### Required action
What you output should match the data below exactly.
START Material for this task
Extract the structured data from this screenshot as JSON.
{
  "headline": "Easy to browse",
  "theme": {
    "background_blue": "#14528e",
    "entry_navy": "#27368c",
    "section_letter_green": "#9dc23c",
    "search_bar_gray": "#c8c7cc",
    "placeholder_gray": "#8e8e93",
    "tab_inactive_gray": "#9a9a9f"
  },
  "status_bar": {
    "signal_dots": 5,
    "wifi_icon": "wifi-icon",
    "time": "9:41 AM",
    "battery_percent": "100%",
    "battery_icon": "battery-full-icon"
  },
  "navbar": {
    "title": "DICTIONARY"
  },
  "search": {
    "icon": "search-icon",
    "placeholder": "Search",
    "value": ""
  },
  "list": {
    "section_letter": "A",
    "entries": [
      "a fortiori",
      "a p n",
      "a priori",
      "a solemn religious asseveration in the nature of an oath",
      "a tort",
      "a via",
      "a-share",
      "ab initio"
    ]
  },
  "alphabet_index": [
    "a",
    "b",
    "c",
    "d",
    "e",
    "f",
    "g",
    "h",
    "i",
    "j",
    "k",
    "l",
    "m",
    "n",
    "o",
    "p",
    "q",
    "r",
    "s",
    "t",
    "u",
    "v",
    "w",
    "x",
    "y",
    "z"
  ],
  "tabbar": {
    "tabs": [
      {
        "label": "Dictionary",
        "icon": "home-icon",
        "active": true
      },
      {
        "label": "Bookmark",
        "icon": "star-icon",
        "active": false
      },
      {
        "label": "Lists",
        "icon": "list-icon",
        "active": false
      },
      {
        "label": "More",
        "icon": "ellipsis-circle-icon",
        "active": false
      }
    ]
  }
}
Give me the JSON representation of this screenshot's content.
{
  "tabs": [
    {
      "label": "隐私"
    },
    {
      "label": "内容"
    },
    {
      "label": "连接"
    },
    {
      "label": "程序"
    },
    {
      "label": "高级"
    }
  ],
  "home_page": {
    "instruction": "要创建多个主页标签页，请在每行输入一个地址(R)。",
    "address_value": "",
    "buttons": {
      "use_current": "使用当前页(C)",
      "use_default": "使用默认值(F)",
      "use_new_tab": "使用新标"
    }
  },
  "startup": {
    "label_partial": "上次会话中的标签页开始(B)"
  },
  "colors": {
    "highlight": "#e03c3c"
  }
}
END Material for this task
### Result of this task
Extract the structured data from this screenshot as JSON.
{
  "headline": "Easy to browse",
  "theme": {
    "background_blue": "#14528e",
    "entry_navy": "#27368c",
    "section_letter_green": "#9dc23c",
    "search_bar_gray": "#c8c7cc",
    "placeholder_gray": "#8e8e93",
    "tab_inactive_gray": "#9a9a9f"
  },
  "status_bar": {
    "signal_dots": 5,
    "wifi_icon": "wifi-icon",
    "time": "9:41 AM",
    "battery_percent": "100%",
    "battery_icon": "battery-full-icon"
  },
  "navbar": {
    "title": "DICTIONARY"
  },
  "search": {
    "icon": "search-icon",
    "placeholder": "Search",
    "value": ""
  },
  "list": {
    "section_letter": "A",
    "entries": [
      "a fortiori",
      "a p n",
      "a priori",
      "a solemn religious asseveration in the nature of an oath",
      "a tort",
      "a via",
      "a-share",
      "ab initio"
    ]
  },
  "alphabet_index": [
    "a",
    "b",
    "c",
    "d",
    "e",
    "f",
    "g",
    "h",
    "i",
    "j",
    "k",
    "l",
    "m",
    "n",
    "o",
    "p",
    "q",
    "r",
    "s",
    "t",
    "u",
    "v",
    "w",
    "x",
    "y",
    "z"
  ],
  "tabbar": {
    "tabs": [
      {
        "label": "Dictionary",
        "icon": "home-icon",
        "active": true
      },
      {
        "label": "Bookmark",
        "icon": "star-icon",
        "active": false
      },
      {
        "label": "Lists",
        "icon": "list-icon",
        "active": false
      },
      {
        "label": "More",
        "icon": "ellipsis-circle-icon",
        "active": false
      }
    ]
  }
}
Give me the JSON representation of this screenshot's content.
{
  "tabs": [
    {
      "label": "隐私"
    },
    {
      "label": "内容"
    },
    {
      "label": "连接"
    },
    {
      "label": "程序"
    },
    {
      "label": "高级"
    }
  ],
  "home_page": {
    "instruction": "要创建多个主页标签页，请在每行输入一个地址(R)。",
    "address_value": "",
    "buttons": {
      "use_current": "使用当前页(C)",
      "use_default": "使用默认值(F)",
      "use_new_tab": "使用新标"
    }
  },
  "startup": {
    "label_partial": "上次会话中的标签页开始(B)"
  },
  "colors": {
    "highlight": "#e03c3c"
  }
}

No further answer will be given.